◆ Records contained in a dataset
☆ ☆ ☆ ☆ ☆

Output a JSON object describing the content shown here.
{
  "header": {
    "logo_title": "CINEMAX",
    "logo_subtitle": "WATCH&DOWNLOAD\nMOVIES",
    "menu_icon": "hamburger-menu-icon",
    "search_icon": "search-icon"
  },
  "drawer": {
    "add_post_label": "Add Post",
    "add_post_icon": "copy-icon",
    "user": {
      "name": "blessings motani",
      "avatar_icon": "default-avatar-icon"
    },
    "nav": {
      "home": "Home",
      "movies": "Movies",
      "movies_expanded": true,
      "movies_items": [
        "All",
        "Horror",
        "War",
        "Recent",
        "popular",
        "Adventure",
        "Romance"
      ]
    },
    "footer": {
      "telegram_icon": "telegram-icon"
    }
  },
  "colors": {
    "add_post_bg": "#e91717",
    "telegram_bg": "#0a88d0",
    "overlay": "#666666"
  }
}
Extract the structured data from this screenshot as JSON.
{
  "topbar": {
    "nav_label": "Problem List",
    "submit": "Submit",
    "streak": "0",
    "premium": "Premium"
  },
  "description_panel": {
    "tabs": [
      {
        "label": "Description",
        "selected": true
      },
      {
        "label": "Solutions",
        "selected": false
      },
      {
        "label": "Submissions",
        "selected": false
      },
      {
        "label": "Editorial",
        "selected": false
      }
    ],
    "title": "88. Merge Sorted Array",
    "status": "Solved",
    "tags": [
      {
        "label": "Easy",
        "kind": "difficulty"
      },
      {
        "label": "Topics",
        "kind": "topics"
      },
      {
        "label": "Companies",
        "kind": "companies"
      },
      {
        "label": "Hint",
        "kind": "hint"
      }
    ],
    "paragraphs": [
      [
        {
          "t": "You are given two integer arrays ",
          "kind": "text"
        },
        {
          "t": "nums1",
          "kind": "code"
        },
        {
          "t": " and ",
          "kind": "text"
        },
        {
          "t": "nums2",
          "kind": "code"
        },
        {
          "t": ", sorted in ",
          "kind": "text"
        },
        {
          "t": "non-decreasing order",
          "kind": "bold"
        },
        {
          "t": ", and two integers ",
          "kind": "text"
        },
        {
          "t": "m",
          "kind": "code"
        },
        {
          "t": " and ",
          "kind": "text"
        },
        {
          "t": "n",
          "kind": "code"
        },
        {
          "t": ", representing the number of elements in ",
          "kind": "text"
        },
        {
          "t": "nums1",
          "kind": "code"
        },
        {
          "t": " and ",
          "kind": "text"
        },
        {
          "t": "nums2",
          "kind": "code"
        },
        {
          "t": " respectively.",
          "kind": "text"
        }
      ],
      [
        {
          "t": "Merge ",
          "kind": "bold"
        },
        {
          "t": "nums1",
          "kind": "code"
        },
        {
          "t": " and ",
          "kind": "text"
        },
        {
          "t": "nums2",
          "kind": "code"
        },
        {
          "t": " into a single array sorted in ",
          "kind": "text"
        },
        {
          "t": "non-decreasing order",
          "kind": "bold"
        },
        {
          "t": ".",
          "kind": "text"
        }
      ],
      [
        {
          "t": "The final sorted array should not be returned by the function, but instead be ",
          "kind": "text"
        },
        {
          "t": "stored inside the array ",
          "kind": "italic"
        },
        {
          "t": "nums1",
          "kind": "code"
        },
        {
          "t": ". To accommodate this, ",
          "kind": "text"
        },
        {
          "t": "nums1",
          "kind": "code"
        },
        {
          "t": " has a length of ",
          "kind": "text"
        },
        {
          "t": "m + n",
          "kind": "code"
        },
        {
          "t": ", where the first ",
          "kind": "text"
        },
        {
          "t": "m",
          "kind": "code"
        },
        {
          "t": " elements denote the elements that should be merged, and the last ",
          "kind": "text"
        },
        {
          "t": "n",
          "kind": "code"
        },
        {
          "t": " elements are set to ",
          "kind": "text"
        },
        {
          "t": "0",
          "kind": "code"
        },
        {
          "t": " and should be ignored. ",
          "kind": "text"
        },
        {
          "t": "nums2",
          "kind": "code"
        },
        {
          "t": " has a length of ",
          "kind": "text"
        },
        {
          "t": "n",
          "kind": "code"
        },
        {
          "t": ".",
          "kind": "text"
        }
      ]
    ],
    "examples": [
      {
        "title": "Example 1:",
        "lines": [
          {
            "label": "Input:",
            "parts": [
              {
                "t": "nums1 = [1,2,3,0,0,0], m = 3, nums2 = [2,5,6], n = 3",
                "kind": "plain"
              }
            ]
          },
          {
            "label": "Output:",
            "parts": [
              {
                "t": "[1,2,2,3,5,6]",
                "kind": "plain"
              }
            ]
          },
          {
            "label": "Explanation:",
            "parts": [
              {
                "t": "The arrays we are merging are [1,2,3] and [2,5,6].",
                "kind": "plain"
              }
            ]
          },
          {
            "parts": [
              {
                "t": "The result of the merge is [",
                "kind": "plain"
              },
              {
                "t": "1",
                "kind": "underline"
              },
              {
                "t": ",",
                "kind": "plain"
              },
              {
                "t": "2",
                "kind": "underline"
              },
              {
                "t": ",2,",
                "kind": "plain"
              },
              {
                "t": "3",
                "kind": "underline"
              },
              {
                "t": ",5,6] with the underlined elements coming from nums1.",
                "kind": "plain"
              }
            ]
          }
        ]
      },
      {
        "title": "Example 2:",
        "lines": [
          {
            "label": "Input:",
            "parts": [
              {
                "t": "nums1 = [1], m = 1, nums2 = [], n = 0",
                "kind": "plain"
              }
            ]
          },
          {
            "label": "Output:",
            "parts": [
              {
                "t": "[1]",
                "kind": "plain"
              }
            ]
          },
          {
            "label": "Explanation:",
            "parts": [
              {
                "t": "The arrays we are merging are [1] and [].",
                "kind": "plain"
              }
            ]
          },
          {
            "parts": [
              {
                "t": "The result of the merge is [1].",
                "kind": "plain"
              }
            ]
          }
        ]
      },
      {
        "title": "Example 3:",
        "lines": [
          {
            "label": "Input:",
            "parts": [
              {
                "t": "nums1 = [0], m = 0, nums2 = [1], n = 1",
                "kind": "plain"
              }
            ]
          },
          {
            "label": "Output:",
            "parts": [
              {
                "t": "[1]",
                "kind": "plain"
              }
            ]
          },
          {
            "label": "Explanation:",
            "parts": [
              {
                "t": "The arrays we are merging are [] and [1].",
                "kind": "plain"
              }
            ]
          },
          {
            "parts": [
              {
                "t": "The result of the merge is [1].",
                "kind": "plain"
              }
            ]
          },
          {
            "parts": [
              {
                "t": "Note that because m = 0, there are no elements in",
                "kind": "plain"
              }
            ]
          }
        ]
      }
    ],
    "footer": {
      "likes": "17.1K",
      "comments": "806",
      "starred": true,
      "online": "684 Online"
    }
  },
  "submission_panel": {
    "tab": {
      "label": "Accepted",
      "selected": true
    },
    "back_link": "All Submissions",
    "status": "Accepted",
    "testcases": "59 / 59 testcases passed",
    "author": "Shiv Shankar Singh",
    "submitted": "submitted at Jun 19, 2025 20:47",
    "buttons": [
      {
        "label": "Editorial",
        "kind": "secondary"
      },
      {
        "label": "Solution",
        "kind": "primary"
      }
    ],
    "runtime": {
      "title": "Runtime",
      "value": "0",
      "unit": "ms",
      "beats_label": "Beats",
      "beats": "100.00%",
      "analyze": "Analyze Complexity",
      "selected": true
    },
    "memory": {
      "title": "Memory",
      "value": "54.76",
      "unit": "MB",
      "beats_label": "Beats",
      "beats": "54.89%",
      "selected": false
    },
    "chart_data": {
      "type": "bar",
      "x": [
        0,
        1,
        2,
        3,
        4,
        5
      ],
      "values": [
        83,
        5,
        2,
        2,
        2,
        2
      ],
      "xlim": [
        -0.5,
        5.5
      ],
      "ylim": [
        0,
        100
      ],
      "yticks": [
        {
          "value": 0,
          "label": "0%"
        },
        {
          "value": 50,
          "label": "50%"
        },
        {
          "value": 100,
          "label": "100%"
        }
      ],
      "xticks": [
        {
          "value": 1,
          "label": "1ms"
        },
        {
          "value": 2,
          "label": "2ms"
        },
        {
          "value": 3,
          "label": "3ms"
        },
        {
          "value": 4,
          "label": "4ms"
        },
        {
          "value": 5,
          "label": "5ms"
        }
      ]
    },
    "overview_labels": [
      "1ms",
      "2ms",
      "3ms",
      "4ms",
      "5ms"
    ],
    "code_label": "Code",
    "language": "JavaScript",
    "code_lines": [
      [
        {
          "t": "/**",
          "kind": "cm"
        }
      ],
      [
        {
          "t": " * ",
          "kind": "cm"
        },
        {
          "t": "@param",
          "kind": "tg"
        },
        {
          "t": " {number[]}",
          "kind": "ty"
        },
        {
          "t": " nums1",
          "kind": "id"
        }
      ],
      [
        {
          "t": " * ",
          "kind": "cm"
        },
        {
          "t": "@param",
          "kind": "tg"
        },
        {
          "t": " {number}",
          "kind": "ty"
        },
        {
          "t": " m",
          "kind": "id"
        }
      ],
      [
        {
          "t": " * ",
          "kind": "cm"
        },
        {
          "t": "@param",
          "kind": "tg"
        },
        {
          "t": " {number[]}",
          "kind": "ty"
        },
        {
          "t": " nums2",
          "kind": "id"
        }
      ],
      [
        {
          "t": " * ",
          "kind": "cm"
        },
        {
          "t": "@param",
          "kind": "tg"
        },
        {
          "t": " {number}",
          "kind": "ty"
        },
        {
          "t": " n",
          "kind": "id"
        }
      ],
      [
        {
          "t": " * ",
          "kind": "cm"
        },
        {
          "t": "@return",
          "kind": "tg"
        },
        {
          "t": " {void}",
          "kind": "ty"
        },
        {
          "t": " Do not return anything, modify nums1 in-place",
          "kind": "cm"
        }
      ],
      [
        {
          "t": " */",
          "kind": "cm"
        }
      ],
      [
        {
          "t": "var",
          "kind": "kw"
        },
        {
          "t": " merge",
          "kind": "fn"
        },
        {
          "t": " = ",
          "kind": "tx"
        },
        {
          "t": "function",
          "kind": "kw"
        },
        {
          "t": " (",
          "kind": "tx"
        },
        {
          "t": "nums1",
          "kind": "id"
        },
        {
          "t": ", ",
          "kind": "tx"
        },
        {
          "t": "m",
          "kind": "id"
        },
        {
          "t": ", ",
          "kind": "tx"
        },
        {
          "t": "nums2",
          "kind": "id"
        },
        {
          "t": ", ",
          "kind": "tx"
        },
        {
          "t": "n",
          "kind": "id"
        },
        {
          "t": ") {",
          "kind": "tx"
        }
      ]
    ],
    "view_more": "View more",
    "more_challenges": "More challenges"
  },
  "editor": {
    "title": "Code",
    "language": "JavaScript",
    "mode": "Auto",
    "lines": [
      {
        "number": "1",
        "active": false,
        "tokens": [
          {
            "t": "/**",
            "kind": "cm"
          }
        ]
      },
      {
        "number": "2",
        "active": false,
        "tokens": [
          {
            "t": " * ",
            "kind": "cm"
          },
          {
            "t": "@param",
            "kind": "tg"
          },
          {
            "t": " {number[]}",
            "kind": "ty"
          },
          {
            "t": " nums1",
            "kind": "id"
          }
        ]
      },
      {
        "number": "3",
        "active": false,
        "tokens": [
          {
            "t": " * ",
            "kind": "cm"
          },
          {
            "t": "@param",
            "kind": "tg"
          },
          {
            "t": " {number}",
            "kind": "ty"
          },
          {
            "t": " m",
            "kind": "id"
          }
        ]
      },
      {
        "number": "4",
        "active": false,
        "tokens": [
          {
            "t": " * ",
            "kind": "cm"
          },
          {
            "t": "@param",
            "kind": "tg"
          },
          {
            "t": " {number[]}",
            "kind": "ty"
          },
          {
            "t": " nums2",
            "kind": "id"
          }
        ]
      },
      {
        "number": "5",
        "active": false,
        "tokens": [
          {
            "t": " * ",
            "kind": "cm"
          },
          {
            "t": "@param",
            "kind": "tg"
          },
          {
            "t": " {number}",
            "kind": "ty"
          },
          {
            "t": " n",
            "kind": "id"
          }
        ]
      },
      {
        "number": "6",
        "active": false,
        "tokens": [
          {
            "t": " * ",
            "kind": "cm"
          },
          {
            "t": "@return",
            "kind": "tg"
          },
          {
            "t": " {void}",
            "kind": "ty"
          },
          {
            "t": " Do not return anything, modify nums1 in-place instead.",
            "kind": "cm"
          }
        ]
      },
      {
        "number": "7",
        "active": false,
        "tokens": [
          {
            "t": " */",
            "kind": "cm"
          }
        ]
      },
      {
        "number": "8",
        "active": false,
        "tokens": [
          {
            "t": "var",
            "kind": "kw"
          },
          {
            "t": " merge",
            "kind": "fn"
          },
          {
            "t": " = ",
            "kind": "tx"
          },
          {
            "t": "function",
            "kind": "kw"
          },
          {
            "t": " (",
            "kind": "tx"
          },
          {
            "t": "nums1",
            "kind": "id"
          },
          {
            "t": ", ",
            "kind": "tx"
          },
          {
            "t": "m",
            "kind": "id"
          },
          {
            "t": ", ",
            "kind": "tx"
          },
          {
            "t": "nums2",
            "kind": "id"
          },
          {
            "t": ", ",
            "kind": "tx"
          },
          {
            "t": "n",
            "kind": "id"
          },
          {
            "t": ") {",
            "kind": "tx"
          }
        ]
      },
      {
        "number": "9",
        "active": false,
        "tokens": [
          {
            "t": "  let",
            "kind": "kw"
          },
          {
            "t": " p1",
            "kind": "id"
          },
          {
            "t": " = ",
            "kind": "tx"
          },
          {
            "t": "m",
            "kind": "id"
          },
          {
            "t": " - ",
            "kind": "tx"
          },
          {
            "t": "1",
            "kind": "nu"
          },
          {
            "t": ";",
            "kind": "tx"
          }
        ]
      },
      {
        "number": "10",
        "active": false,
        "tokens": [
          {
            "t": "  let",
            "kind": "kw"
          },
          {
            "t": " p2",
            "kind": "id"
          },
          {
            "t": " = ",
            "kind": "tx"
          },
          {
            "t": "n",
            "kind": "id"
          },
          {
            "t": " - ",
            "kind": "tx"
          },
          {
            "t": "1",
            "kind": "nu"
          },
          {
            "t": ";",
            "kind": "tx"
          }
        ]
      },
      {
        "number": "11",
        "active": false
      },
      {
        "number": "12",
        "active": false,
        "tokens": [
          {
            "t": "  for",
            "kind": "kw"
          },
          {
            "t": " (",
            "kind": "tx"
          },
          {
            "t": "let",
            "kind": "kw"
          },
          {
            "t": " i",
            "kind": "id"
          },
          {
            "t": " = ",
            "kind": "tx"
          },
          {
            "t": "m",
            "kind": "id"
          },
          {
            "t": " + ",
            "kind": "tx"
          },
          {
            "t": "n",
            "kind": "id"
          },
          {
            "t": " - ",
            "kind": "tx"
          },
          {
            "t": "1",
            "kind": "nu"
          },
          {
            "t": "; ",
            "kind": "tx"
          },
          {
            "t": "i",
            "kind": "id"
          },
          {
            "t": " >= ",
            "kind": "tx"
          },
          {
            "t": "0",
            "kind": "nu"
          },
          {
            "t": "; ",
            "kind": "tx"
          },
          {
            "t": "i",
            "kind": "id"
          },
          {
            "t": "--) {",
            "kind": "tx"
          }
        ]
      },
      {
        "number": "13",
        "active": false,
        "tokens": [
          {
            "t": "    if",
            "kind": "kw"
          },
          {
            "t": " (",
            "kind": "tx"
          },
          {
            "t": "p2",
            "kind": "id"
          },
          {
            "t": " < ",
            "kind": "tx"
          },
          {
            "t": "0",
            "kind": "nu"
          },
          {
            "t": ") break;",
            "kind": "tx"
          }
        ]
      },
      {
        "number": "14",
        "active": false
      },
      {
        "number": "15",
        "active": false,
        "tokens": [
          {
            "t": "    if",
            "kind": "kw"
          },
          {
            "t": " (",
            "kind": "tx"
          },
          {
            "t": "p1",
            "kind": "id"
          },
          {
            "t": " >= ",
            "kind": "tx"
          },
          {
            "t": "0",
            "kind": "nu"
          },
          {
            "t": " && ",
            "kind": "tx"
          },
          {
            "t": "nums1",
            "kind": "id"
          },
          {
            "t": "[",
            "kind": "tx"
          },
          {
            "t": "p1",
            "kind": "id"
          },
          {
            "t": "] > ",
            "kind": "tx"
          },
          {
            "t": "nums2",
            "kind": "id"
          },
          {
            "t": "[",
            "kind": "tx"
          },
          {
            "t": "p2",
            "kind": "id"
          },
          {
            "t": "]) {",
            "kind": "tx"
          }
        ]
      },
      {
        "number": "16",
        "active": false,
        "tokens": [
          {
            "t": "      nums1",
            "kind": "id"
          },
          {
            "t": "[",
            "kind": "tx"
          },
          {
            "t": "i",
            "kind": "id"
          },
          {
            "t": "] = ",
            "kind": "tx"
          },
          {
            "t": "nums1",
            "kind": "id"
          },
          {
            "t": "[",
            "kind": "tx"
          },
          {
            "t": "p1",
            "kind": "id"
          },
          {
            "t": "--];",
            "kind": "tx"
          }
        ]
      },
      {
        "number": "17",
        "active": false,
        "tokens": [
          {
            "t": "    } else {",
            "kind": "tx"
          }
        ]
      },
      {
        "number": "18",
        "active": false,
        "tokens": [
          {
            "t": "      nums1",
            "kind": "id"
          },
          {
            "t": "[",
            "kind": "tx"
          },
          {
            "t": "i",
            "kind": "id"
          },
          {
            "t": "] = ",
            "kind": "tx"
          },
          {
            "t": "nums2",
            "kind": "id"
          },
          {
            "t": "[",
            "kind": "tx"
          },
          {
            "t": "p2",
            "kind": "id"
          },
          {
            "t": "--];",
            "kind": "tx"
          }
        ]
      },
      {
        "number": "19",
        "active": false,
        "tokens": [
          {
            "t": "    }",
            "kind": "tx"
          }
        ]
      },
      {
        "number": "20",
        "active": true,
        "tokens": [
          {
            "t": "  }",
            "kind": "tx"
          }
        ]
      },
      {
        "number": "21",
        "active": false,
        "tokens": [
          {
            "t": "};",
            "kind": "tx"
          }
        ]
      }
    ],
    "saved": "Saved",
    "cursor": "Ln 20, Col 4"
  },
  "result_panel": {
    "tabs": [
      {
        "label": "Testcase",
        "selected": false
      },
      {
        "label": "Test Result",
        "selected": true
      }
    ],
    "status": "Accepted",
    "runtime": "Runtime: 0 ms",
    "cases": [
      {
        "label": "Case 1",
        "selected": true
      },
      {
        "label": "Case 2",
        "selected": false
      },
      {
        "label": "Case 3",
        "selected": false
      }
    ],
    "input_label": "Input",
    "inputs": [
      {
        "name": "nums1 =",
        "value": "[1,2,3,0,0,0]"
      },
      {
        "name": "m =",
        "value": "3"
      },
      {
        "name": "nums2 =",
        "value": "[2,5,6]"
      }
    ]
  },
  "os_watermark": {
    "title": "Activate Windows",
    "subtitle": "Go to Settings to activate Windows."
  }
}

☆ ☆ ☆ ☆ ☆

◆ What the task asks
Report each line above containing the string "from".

◆ Finished exercise
Extract the structured data from this screenshot as JSON.
                "t": ",5,6] with the underlined elements coming from nums1.",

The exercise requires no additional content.